Ravishing Ravel at Marin Symphony

Piano soloist David Fung. Click for full photo.

by  Abby Wasserman 

Remarks from Conductor Alasdair Neale introduced Marin Symphony’s March 4 French-themed concert by extolling the “glittering orchestral colors” of Lili Boulanger’s D’un matin de printemps (Of a Morning in Spring), begun in 1917 as a duet for violin and piano and completed as an orchestral tone poem in 1918.

The younger sister of composer and une maîtresse enseignante Nadia Boulanger, Lili was a prodigy nurtured by her musical family and their musician friends, who included Gabriel Fauré. She was highly respected, winning the Prix de Rome when she was only 19—the first woman to do so. Mr. Neale called her output “a small, beautiful arsenal of music.”

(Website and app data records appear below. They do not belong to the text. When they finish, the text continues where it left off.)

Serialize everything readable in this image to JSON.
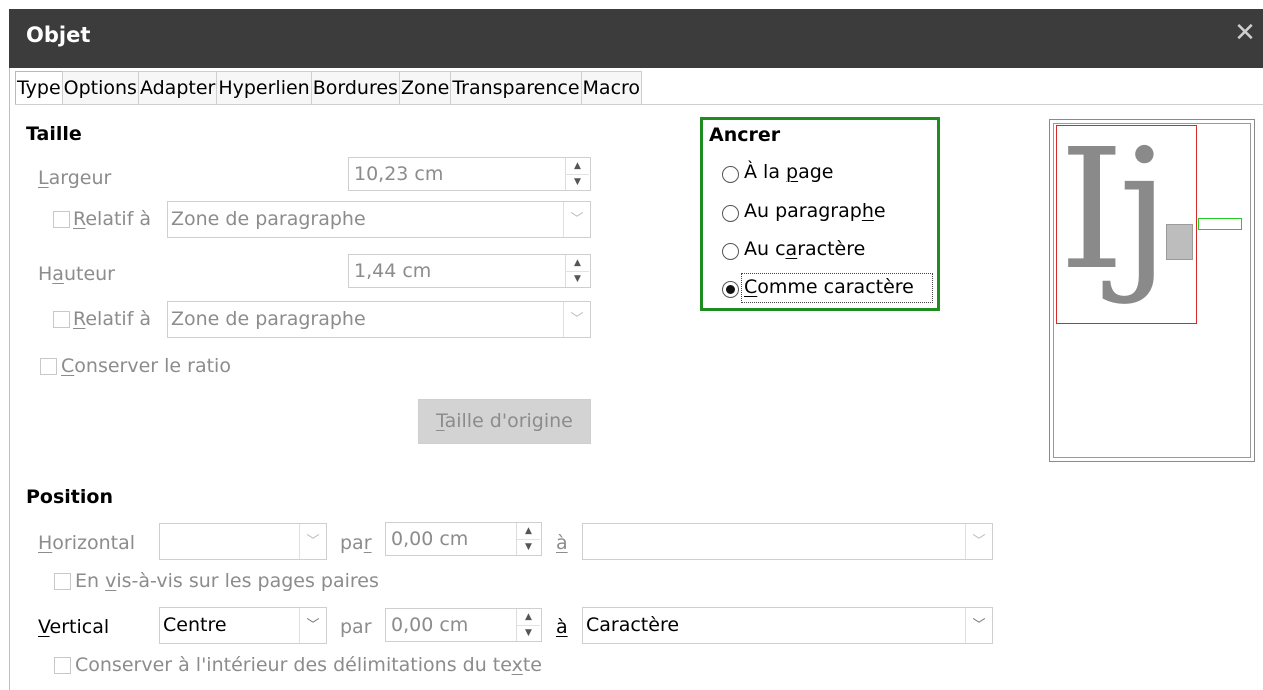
{
  "window": {
    "title": "Objet",
    "close_icon": "close-icon"
  },
  "tabs": [
    {
      "label": "Type",
      "active": true
    },
    {
      "label": "Options"
    },
    {
      "label": "Adapter"
    },
    {
      "label": "Hyperlien"
    },
    {
      "label": "Bordures"
    },
    {
      "label": "Zone"
    },
    {
      "label": "Transparence"
    },
    {
      "label": "Macro"
    }
  ],
  "taille": {
    "heading": "Taille",
    "largeur": {
      "label_pre": "",
      "label_u": "L",
      "label_post": "argeur",
      "value": "10,23 cm"
    },
    "relatif1": {
      "label_u": "R",
      "label_post": "elatif à",
      "value": "Zone de paragraphe"
    },
    "hauteur": {
      "label_pre": "H",
      "label_u": "a",
      "label_post": "uteur",
      "value": "1,44 cm"
    },
    "relatif2": {
      "label_u": "R",
      "label_post": "elatif à",
      "value": "Zone de paragraphe"
    },
    "ratio": {
      "label_u": "C",
      "label_post": "onserver le ratio"
    },
    "origin_button": {
      "label_u": "T",
      "label_post": "aille d'origine"
    }
  },
  "ancrer": {
    "heading": "Ancrer",
    "options": [
      {
        "pre": "À la ",
        "u": "p",
        "post": "age",
        "checked": false
      },
      {
        "pre": "Au paragrap",
        "u": "h",
        "post": "e",
        "checked": false
      },
      {
        "pre": "Au c",
        "u": "a",
        "post": "ractère",
        "checked": false
      },
      {
        "pre": "",
        "u": "C",
        "post": "omme caractère",
        "checked": true
      }
    ]
  },
  "preview": {
    "glyphs": "Ij"
  },
  "position": {
    "heading": "Position",
    "horizontal": {
      "label_u": "H",
      "label_post": "orizontal",
      "combo_value": "",
      "par_pre": "pa",
      "par_u": "r",
      "par_value": "0,00 cm",
      "a_label": "à",
      "a_value": ""
    },
    "vis": {
      "pre": "En ",
      "u": "v",
      "post": "is-à-vis sur les pages paires"
    },
    "vertical": {
      "label_u": "V",
      "label_post": "ertical",
      "combo_value": "Centre",
      "par_label": "par",
      "par_value": "0,00 cm",
      "a_label": "à",
      "a_value": "Caractère"
    },
    "keep": {
      "pre": "Conserver à l'intérieur des délimitations du te",
      "u": "x",
      "post": "te"
    }
  }
}
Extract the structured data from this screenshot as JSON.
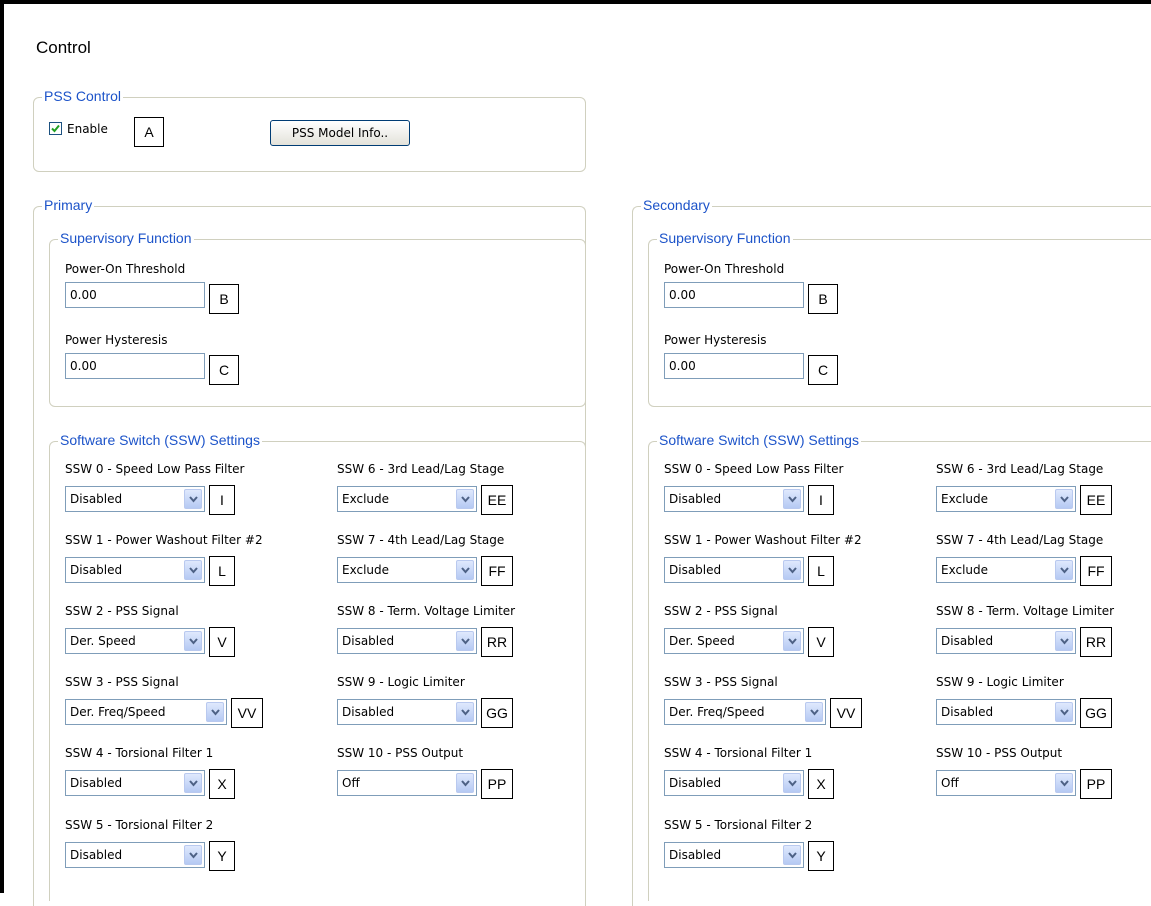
{
  "page_title": "Control",
  "pss_control": {
    "legend": "PSS Control",
    "enable_label": "Enable",
    "enable_checked": true,
    "enable_tag": "A",
    "model_info_button": "PSS Model Info.."
  },
  "primary": {
    "legend": "Primary",
    "supervisory": {
      "legend": "Supervisory Function",
      "power_on_label": "Power-On Threshold",
      "power_on_value": "0.00",
      "power_on_tag": "B",
      "hysteresis_label": "Power Hysteresis",
      "hysteresis_value": "0.00",
      "hysteresis_tag": "C"
    },
    "ssw": {
      "legend": "Software Switch (SSW) Settings",
      "items": [
        {
          "label": "SSW 0 - Speed Low Pass Filter",
          "value": "Disabled",
          "tag": "I"
        },
        {
          "label": "SSW 1 - Power Washout Filter #2",
          "value": "Disabled",
          "tag": "L"
        },
        {
          "label": "SSW 2 - PSS Signal",
          "value": "Der. Speed",
          "tag": "V"
        },
        {
          "label": "SSW 3 - PSS Signal",
          "value": "Der. Freq/Speed",
          "tag": "VV"
        },
        {
          "label": "SSW 4 - Torsional Filter 1",
          "value": "Disabled",
          "tag": "X"
        },
        {
          "label": "SSW 5 - Torsional Filter 2",
          "value": "Disabled",
          "tag": "Y"
        },
        {
          "label": "SSW 6 - 3rd Lead/Lag Stage",
          "value": "Exclude",
          "tag": "EE"
        },
        {
          "label": "SSW 7 - 4th Lead/Lag Stage",
          "value": "Exclude",
          "tag": "FF"
        },
        {
          "label": "SSW 8 - Term. Voltage Limiter",
          "value": "Disabled",
          "tag": "RR"
        },
        {
          "label": "SSW 9 - Logic Limiter",
          "value": "Disabled",
          "tag": "GG"
        },
        {
          "label": "SSW 10 - PSS Output",
          "value": "Off",
          "tag": "PP"
        }
      ]
    }
  },
  "secondary": {
    "legend": "Secondary",
    "supervisory": {
      "legend": "Supervisory Function",
      "power_on_label": "Power-On Threshold",
      "power_on_value": "0.00",
      "power_on_tag": "B",
      "hysteresis_label": "Power Hysteresis",
      "hysteresis_value": "0.00",
      "hysteresis_tag": "C"
    },
    "ssw": {
      "legend": "Software Switch (SSW) Settings",
      "items": [
        {
          "label": "SSW 0 - Speed Low Pass Filter",
          "value": "Disabled",
          "tag": "I"
        },
        {
          "label": "SSW 1 - Power Washout Filter #2",
          "value": "Disabled",
          "tag": "L"
        },
        {
          "label": "SSW 2 - PSS Signal",
          "value": "Der. Speed",
          "tag": "V"
        },
        {
          "label": "SSW 3 - PSS Signal",
          "value": "Der. Freq/Speed",
          "tag": "VV"
        },
        {
          "label": "SSW 4 - Torsional Filter 1",
          "value": "Disabled",
          "tag": "X"
        },
        {
          "label": "SSW 5 - Torsional Filter 2",
          "value": "Disabled",
          "tag": "Y"
        },
        {
          "label": "SSW 6 - 3rd Lead/Lag Stage",
          "value": "Exclude",
          "tag": "EE"
        },
        {
          "label": "SSW 7 - 4th Lead/Lag Stage",
          "value": "Exclude",
          "tag": "FF"
        },
        {
          "label": "SSW 8 - Term. Voltage Limiter",
          "value": "Disabled",
          "tag": "RR"
        },
        {
          "label": "SSW 9 - Logic Limiter",
          "value": "Disabled",
          "tag": "GG"
        },
        {
          "label": "SSW 10 - PSS Output",
          "value": "Off",
          "tag": "PP"
        }
      ]
    }
  },
  "colors": {
    "legend_text": "#1c53c9",
    "group_border": "#d0d0bf",
    "field_border": "#7f9db9",
    "check_mark": "#21a121"
  },
  "icons": {
    "dropdown": "chevron-down-icon",
    "checkbox": "checkmark-icon"
  }
}
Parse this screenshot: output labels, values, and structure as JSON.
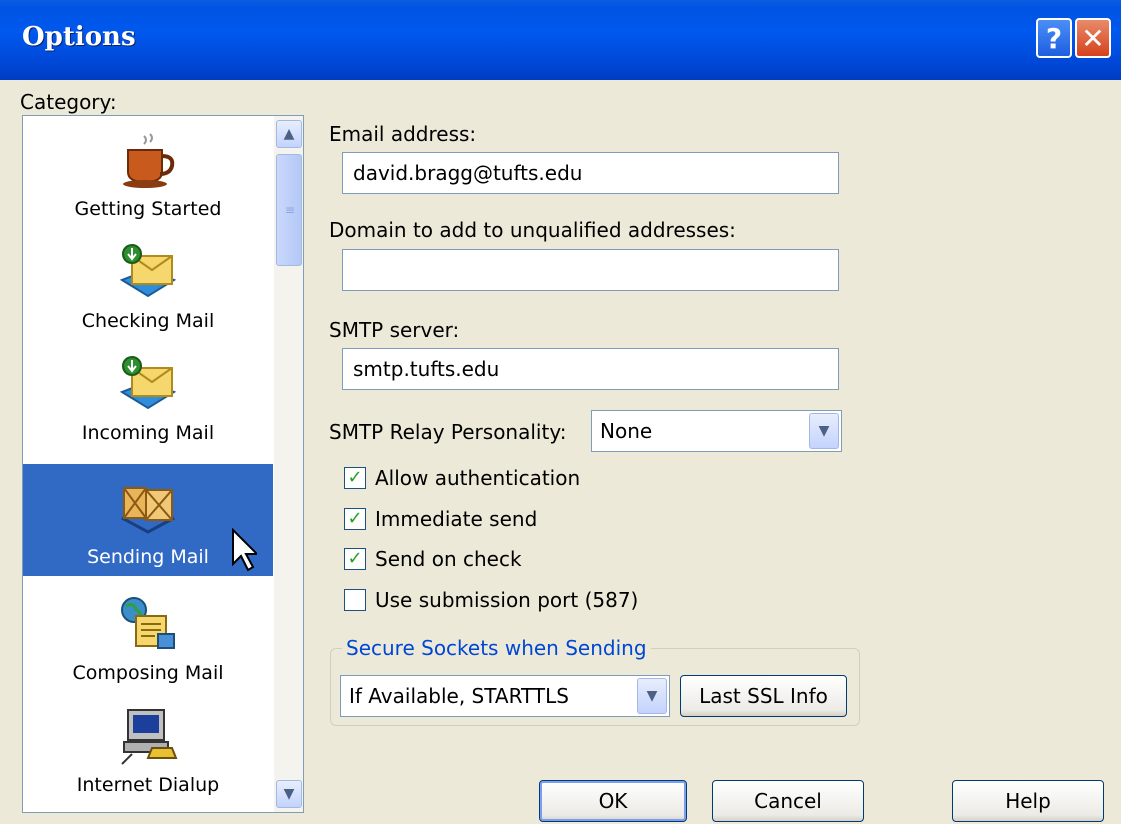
{
  "window": {
    "title": "Options",
    "help_glyph": "?",
    "close_glyph": "✕"
  },
  "category": {
    "label": "Category:",
    "items": [
      {
        "label": "Getting Started",
        "icon": "coffee-cup-icon"
      },
      {
        "label": "Checking Mail",
        "icon": "mail-download-icon"
      },
      {
        "label": "Incoming Mail",
        "icon": "mail-incoming-icon"
      },
      {
        "label": "Sending Mail",
        "icon": "mail-packages-icon",
        "selected": true
      },
      {
        "label": "Composing Mail",
        "icon": "compose-document-icon"
      },
      {
        "label": "Internet Dialup",
        "icon": "computer-phone-icon"
      }
    ],
    "scroll_up": "▲",
    "scroll_down": "▼"
  },
  "form": {
    "email_label": "Email address:",
    "email_value": "david.bragg@tufts.edu",
    "domain_label": "Domain to add to unqualified addresses:",
    "domain_value": "",
    "smtp_label": "SMTP server:",
    "smtp_value": "smtp.tufts.edu",
    "relay_label": "SMTP Relay Personality:",
    "relay_value": "None",
    "checks": [
      {
        "label": "Allow authentication",
        "checked": true
      },
      {
        "label": "Immediate send",
        "checked": true
      },
      {
        "label": "Send on check",
        "checked": true
      },
      {
        "label": "Use submission port (587)",
        "checked": false
      }
    ],
    "ssl_group_label": "Secure Sockets when Sending",
    "ssl_value": "If Available, STARTTLS",
    "ssl_info_button": "Last SSL Info"
  },
  "buttons": {
    "ok": "OK",
    "cancel": "Cancel",
    "help": "Help"
  },
  "colors": {
    "selection": "#316ac5",
    "titlebar": "#0054e3",
    "check": "#21a121"
  }
}
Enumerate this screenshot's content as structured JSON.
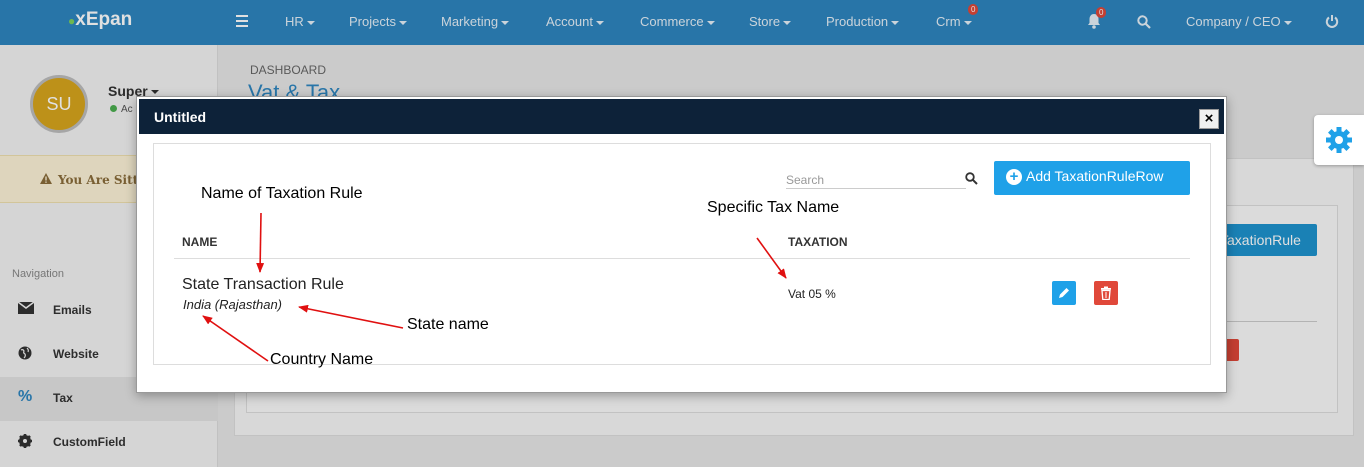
{
  "app": {
    "logo": "xEpan"
  },
  "topnav": {
    "items": [
      {
        "label": "HR"
      },
      {
        "label": "Projects"
      },
      {
        "label": "Marketing"
      },
      {
        "label": "Account"
      },
      {
        "label": "Commerce"
      },
      {
        "label": "Store"
      },
      {
        "label": "Production"
      },
      {
        "label": "Crm",
        "badge": "0"
      }
    ],
    "notifications_badge": "0",
    "company": "Company / CEO"
  },
  "sidebar": {
    "avatar_initials": "SU",
    "user_name": "Super",
    "user_status": "Ac",
    "warning_text": "You Are Sitti",
    "nav_heading": "Navigation",
    "items": [
      {
        "label": "Emails",
        "icon": "envelope-icon"
      },
      {
        "label": "Website",
        "icon": "globe-icon"
      },
      {
        "label": "Tax",
        "icon": "percent-icon",
        "active": true
      },
      {
        "label": "CustomField",
        "icon": "gear-icon"
      }
    ]
  },
  "page": {
    "breadcrumb": "DASHBOARD",
    "title": "Vat & Tax",
    "background_button": "TaxationRule"
  },
  "modal": {
    "title": "Untitled",
    "close_label": "×",
    "search_placeholder": "Search",
    "add_button": "Add TaxationRuleRow",
    "columns": {
      "name": "NAME",
      "taxation": "TAXATION"
    },
    "rows": [
      {
        "name": "State Transaction Rule",
        "location": "India (Rajasthan)",
        "taxation": "Vat 05 %"
      }
    ]
  },
  "annotations": {
    "rule_name": "Name of Taxation Rule",
    "tax_name": "Specific Tax Name",
    "state_name": "State name",
    "country_name": "Country Name",
    "arrow_color": "#e01010"
  },
  "colors": {
    "topbar": "#2e86c0",
    "modal_header": "#0d2239",
    "primary_button": "#1fa1e8",
    "danger_button": "#e0483a"
  }
}
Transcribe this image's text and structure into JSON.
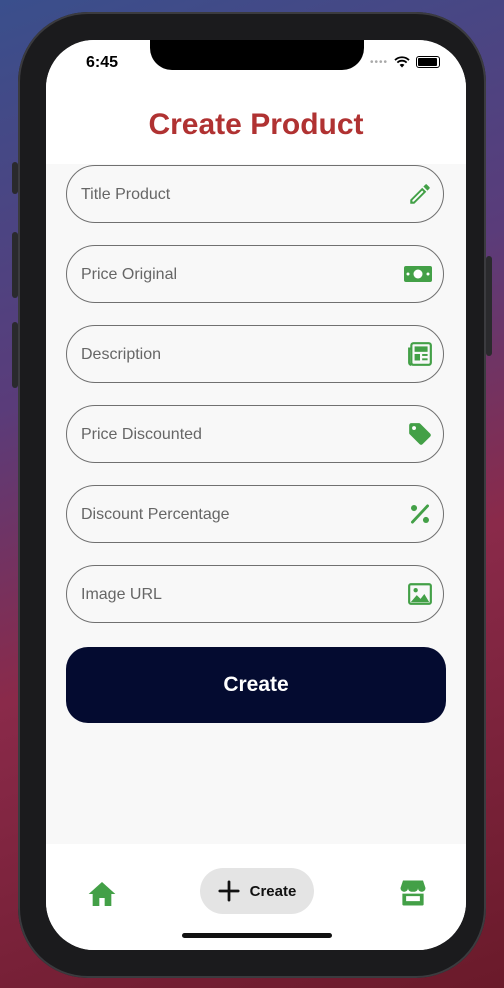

D’un matin de printemps could be described as the gradual awakening of a spring day. In this performance, glistening orchestral colors evoked the sun’s heat, mist rising off a pond, shimmering breezes, silvery bird calls, parting clouds, the busy hum of insects. Simple melodies ascended and descended in small packs of notes. It was music to imagine by—until the end, when a sudden spitting chord (minimized in this performance) appears to signal death.

The ebullient pianist David Fung was the soloist in Ravel’s Piano Concerto in G Major, and the music began with a loud crack!, like the whip of a circus ringmaster urging on galloping ponies. The concerto’s first movement is circus-like, summoning the spirit of Stravinsky’s Petrouchka and Gershwin’s An American in Paris. It's known that Ravel wanted to move away from the romantic conception of the concerto as a battleground for soloist and orchestra, and indeed he did in this luminous work, splendidly performed by Mr. Fung and the orchestra. The concerto richly blends orchestra and soloist, and Mr. Fung revealed after the concert that he has performed the concerto 50 times, and finds fresh inspiration each time.

After the first movement (which has a gorgeous harp cadenza-like passage), the second Adagio movement was a shimmering slow waltz full of small surprises and exotic tonalities. The music would calm even the most turbulent spirit - hypnotic, textured with piquant harmonic intervals - as though it was an improvisation done in a trance. Mr. Fung’s delicacy of touch in the Adagio’s long solo opening was lovely, as were his feather-light trills, and each section of the orchestra contributed to an intricate dream-like mood. The third movement was explosive and alive with screeches and wails and rumbles, the piano playing lightning fast and always virtuosic.

Following intermission, soprano soloist Nikki Enfield and the Marin Symphony Chorus performed the Poulenc Gloria. Written in 1959 and one of Poulenc’s four powerful vocal works on liturgical themes, Gloria consists of six movements starting with a triumphal fanfare. The trombones then preface the Laudamus te, which is a kind of call and response. The vocal power of the Marin Symphony chorus (Kevin Fox, director) coupled with the bright sonorities of the orchestra, created excitement. Domine deus began quietly, communicating religious awe and exaltation, and ended with three shout-like utterances. Ms. Enfield then stood to sing the exquisite soprano part in Domini Fili unigenite, a tragic lamentation.

The fifth part, Domine Deus, Agnus Dei, was spritely and brief, and Qui sedes ad dexteram Patris began with fine woodwind playing that was joined by sliding phrases of strings (evoking Prokofiev’s Romeo and Juliet ballet music). Ms. Enfield’s pure soprano, like a beam of light, rendered the movement ethereal. The final Amen offered peace and resolution. When the last notes died out, the three-quarters capacity audience gave a standing ovation.

The final work was Ravel’s Suite No. 2 from Daphnis et Chloé, a one-act ballet based on the Greek myth that was first choreographed by Diaghilev in Paris in 1912. Its richly sensuous musical tapestry included watery woodwinds, string arpeggios, and a choral part that could have been the sirens calling to Odysseus. It was lulling and suspenseful at the same time. Particular standouts were harpists Dan Levitan and Anna Maria Mendieta, a long, haunting passage from flutist MyungJu Yeo, and the balanced and elegant choral singing. The Suite ended with a celebratory dance. If I had been a sailor on the sea, this music would have lured me onto the rocks.

At the conclusion, choral director Mr. Fox shared a standing ovation with Mr. Neale, chorus and orchestra. Robin Sharp, one of four candidates to replace Jeremy Constant, was guest concertmaster. 

Published at classicalsonoma.org on March 7, 2023.